Gibson F5 mandolin #71628

Signed by Lloyd Loar December 20, 1922

Repair issues

  • Original neck & fingerboard had been replaced with a neck of non-original specs
    Original neck was in the case with the instrument but in poor structural condition. At some point it had been shaved down and the headstock broken from the neck. It had been re-glued with epoxy and brass plates and steel screws inserted in an attempt to fix it to the neck, unsuccessfully.  The truss rod was broken off at the adjuster nut and the truss rod pocket filled with epoxy.
  • The whole instrument had previously been re-finished several times in the past (blonde pic), and at the time of the restoration had non-original stain & varnish (re-finished with nitrocellulose lacquer/sprayed sunburst)
  • Soundboard, bindings and headstock inlays sanded too thin
  • Scroll crest line of top sanded flat
  • Non-original tailpiece and missing pickguard (gold plated Waverly tuners original to late 20's re-fit)

Repair job

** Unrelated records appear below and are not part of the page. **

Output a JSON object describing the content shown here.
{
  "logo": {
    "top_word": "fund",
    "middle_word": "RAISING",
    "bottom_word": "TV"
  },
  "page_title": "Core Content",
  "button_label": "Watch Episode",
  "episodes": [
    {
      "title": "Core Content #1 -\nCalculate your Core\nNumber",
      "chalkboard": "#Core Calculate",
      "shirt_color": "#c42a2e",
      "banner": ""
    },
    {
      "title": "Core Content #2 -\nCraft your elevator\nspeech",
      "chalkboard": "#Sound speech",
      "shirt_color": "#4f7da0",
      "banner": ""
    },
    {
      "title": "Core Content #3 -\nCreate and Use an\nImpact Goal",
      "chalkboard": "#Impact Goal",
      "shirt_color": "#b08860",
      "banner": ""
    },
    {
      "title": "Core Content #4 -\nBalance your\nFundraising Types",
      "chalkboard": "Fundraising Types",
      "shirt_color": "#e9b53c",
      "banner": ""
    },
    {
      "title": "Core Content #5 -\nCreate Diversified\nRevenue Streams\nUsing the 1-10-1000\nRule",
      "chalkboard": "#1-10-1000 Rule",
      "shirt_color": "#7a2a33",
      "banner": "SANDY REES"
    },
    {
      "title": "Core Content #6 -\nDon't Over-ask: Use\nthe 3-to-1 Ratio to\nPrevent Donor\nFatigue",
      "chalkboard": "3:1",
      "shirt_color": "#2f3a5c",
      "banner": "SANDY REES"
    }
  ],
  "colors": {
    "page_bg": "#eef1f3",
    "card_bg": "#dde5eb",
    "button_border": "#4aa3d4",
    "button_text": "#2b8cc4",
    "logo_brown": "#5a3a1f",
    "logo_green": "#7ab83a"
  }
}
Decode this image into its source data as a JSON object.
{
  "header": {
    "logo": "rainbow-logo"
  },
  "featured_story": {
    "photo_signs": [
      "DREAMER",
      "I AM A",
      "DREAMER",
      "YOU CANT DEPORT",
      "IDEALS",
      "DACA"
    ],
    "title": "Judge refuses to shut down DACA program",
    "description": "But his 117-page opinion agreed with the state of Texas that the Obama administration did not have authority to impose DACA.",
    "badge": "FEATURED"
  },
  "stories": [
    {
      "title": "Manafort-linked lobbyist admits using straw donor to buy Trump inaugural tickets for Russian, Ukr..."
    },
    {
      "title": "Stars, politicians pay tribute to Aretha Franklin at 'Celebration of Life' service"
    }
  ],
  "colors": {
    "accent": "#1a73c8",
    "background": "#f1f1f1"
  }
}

  • Make new neck, including inlays, to original circa 1929 specs (as when owned by Pee Wee Lambert)
  • Make new fingerboard to original 1922 specs
  • Graft entire inside surface of soundboard with red spruce. Graduate with new tonebars
  • Wedge-up top scroll area to re-carve and define scroll crest line
  • New top binding, hand water stain and varnish finish
  • Make new engraved tailpiece cover & pickguard (w/patent stamp)
  • New bridge

Repair completed  May 2007

Notes Affectionately known as "Pee Wee", this mandolin was owned by Darrelll "Pee Wee" Lambert who played mandolin and sang high harmony with the Stanley Brother for about six years in the late 40's-early 50's,  and can be heard on many of their recordings from that period.. eg, Lonesome River and Angel Band. 
At some time in the late 1920s the mandolin must have been sent back to the factory for repair to a damaged neck as it had been reto-fitted with a characteristic late 20s (circa 1928) headstock veneer & inlay (fern with uncommon horizontal "The Gibson").  When I was asked to do the restoration work, it was requested by the owner that the headstock should revert back to the late 20's inlay style as when Pee Wee owned it and not back to the original 1922 inlay pattern of a slanted logo and flowerpot inlay.